Although decorated like a pop album, unknowing listeners will be caught by surprise when the vocals hit in “Dream House” (No. 1). Delicate and organized noisecore, the song “Vertigo” (No. 5) is a poetic 14-and-a-half-minute compromise between a racket similar to “Explosions in the Sky” and “Daughters.” How Deafheaven meshes these two together is exactly why their sound is unique.
The three instrumental tracks on the seven-song album take the listener through more different moods than is typical of black metal. This album is warm and fast-paced, an experimental epic.

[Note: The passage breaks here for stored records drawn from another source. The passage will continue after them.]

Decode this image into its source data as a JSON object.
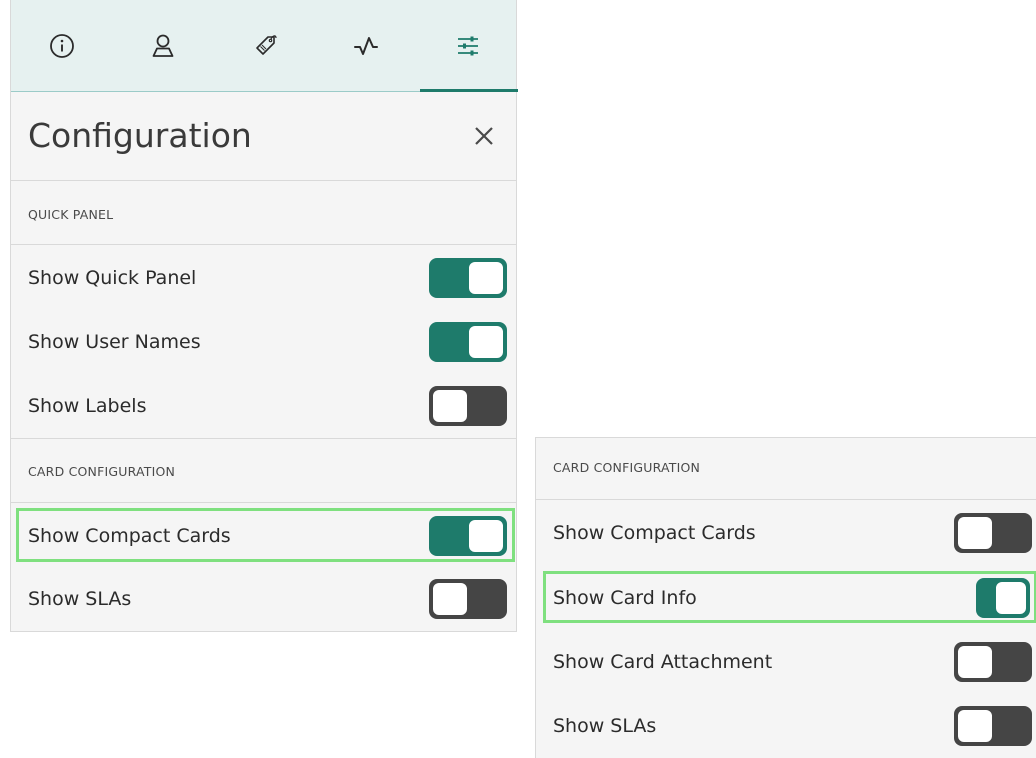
{
  "tabs": [
    {
      "icon": "info-icon"
    },
    {
      "icon": "user-icon"
    },
    {
      "icon": "tag-icon"
    },
    {
      "icon": "activity-icon"
    },
    {
      "icon": "sliders-icon",
      "active": true
    }
  ],
  "config": {
    "title": "Configuration"
  },
  "quick_panel": {
    "header": "QUICK PANEL",
    "rows": [
      {
        "label": "Show Quick Panel",
        "on": true
      },
      {
        "label": "Show User Names",
        "on": true
      },
      {
        "label": "Show Labels",
        "on": false
      }
    ]
  },
  "card_config_left": {
    "header": "CARD CONFIGURATION",
    "rows": [
      {
        "label": "Show Compact Cards",
        "on": true,
        "highlighted": true
      },
      {
        "label": "Show SLAs",
        "on": false
      }
    ]
  },
  "card_config_right": {
    "header": "CARD CONFIGURATION",
    "rows": [
      {
        "label": "Show Compact Cards",
        "on": false
      },
      {
        "label": "Show Card Info",
        "on": true,
        "highlighted": true
      },
      {
        "label": "Show Card Attachment",
        "on": false
      },
      {
        "label": "Show SLAs",
        "on": false
      }
    ]
  },
  "colors": {
    "accent": "#1e7b6b",
    "toggle_off": "#454545",
    "highlight": "#7fe07f",
    "tabbar_bg": "#e6f1f0"
  }
}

If the abrasive vocals aren’t making listeners crack a smile and grip the air with metal fingers, then the drum work definitely will. Free of the typical breakdowns, the drum work on “Sunbather” includes blast beats and the China cymbal to keep time.
It’s really the extras that carry the album from sunny and fast to shadowy and slow, moods which are experienced in each song on the album but especially in “Windows” (No. 6). The nearly five-minute mantra of effects and samples has a doom element with strong religious themes.
I award this album 4.5 stars. The vocals speak for the style as well as the band itself. The head-bobbing instrumentals can be replayed over and over. Similar artists I would recommend are Young Widows, Old Man Gloom and Early Graves.
KWCR Album of the Week is a collaboration between The Signpost and KWCR. Album review by Raychel Johnson, The Signpost editor-in-chief.